[quote]In this world, you can get anybody to do anything if you just keep at it. People will come round to any idea, even an idea they hate, if you persist. Persist. Don’t ever give up.[/quote]
The Beautiful Screaming of Pigs (1991) has the undertones of brilliance that becomes prominent in Damon Galgut’s later works – the poignant, serious notes and the underlying love affair with South Africa and men, but fails to go somewhere.
Where Booker-shortlisted The Good Doctor (2003) and In A Strange Room (2010), leave you feeling lost for words in the best possible way, The Beautiful Screaming of Pigs aims for an anticlimactic finish but falls flat, in the wrong way.
However, despite this, Galgut remains true to his style, rewarding his readers with some tender observations on humanity and complex portrays of human interaction: “I wondered then whether people don’t need their secrets. Lives are meant to be separate and apart; when the borders break and we overflow into one another, it only leads to trouble and sadness.”
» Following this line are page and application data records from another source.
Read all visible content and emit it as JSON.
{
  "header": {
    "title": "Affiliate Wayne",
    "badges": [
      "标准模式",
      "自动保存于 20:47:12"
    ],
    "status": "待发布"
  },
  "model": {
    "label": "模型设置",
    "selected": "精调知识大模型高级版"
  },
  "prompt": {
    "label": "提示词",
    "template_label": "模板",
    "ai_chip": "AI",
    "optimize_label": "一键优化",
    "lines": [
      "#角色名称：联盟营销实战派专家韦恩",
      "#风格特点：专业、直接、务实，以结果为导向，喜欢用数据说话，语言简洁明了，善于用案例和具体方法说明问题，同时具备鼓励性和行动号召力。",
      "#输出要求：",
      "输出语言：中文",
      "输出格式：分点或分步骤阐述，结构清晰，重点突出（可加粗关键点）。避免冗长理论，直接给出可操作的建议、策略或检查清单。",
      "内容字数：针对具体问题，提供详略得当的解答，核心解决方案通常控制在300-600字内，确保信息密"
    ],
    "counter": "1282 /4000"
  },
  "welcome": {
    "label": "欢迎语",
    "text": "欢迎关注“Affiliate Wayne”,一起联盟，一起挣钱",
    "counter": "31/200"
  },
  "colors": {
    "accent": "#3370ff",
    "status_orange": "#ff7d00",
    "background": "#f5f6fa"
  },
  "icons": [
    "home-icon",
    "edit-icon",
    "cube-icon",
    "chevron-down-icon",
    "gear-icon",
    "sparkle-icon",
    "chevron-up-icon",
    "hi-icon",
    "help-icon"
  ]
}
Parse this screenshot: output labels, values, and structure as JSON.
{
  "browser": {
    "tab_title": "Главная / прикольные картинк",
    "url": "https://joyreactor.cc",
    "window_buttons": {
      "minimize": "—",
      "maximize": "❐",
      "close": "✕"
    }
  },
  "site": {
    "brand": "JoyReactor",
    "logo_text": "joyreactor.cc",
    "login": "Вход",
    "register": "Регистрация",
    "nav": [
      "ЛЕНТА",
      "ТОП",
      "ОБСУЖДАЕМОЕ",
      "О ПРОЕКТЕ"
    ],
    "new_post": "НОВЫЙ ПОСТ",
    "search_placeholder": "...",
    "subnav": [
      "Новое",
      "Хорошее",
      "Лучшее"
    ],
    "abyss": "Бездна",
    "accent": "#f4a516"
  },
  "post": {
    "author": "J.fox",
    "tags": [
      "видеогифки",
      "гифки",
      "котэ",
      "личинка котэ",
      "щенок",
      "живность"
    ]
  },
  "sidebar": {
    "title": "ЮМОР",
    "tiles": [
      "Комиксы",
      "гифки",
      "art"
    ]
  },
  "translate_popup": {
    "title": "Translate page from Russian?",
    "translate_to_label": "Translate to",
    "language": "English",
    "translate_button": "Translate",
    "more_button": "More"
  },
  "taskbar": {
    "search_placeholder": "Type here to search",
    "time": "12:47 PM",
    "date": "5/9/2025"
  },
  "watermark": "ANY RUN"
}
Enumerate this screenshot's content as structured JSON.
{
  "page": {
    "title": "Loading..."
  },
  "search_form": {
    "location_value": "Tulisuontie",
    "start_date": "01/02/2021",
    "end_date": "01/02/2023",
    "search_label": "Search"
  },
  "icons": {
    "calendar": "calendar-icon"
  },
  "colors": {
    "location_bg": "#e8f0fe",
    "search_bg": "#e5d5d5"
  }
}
The story follows Patrick Winter; recently discharged from the army, now travelling with his mother to meet her new lover. Though the backdrop of the plot is one of South African politics and history, the book is rich with questions of masculinity.
Galgut’s characterisation of Patrick portrays him as a meek, self-pitying person, who continually compares himself to the hunter archetype man. There is a particularly prominent cast of the stereotypically masculine in several of the sideline characters; Patrick’s father and deceased brother, the commander of the army as well as Godfrey (the mother’s lover).
All of them are ‘men’s men’ in every sense of the word – rugby, hunting, their treatment of women, and juxtaposed against the sensitive Patrick, who would rather spend time talking with his mother… Galgut’s message is either a little clichéd or is lost completely.
The strange relationships of the book unfold with Patrick and his mother, his mother and Godfrey and Godfrey and Patrick.
At one point, Godfrey turns to Patrick and says “You’re in love with your mother,” to which Patrick rebuts, “So are you,” but ironically, we see that it is Patrick who is falling for Godfrey. Though to Galgut’s credit, all these potentially trivial relationships are made rich with his understated style and striking simplicity.
As always, Galgut tries to capture the entanglements of human relationships and the complexities and nonsensical nature of people – something that his later novels perfect, but that Beautiful Screaming of Pigs was perhaps just the stepping stone for.